◆ Required work: Search the entries below for the word "icon" and copy every line where it appears.

[[ Input data, beginning ]]

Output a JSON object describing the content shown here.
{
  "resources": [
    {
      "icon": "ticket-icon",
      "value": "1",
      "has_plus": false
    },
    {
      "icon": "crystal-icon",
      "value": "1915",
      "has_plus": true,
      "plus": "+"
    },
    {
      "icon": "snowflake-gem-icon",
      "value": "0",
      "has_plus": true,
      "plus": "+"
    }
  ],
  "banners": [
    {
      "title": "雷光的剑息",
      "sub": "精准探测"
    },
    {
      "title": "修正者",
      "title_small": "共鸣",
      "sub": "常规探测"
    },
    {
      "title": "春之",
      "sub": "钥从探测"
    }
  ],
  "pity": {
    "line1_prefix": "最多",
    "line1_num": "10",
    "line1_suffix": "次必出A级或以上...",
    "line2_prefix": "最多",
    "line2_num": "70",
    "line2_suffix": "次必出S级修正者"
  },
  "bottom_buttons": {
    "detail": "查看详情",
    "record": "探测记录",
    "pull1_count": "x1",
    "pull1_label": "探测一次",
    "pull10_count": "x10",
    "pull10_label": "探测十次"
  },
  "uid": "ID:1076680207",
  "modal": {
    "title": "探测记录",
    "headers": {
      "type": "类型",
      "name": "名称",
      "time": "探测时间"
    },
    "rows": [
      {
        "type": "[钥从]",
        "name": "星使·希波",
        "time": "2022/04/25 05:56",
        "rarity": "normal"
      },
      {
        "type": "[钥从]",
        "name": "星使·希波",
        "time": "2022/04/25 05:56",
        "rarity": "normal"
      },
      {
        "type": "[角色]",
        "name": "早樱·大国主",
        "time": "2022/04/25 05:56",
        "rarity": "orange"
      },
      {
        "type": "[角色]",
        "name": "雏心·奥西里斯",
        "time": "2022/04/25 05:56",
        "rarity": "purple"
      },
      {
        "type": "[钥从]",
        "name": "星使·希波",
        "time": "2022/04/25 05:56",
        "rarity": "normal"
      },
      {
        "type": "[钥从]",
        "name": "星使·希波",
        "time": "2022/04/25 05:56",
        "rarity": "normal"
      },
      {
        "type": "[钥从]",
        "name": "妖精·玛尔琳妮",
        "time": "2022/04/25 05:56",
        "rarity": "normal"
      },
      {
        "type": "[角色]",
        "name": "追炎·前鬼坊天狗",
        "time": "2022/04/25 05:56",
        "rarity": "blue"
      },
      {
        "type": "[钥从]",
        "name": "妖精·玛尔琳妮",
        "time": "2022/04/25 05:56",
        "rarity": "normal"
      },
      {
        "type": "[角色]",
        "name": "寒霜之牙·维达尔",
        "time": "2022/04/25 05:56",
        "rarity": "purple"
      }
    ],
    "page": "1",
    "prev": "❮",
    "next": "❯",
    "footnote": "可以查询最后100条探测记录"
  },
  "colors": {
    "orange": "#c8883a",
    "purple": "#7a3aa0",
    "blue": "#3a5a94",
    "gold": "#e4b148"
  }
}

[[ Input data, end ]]

◆ Output of the task:
      "icon": "ticket-icon",
      "icon": "crystal-icon",
      "icon": "snowflake-gem-icon",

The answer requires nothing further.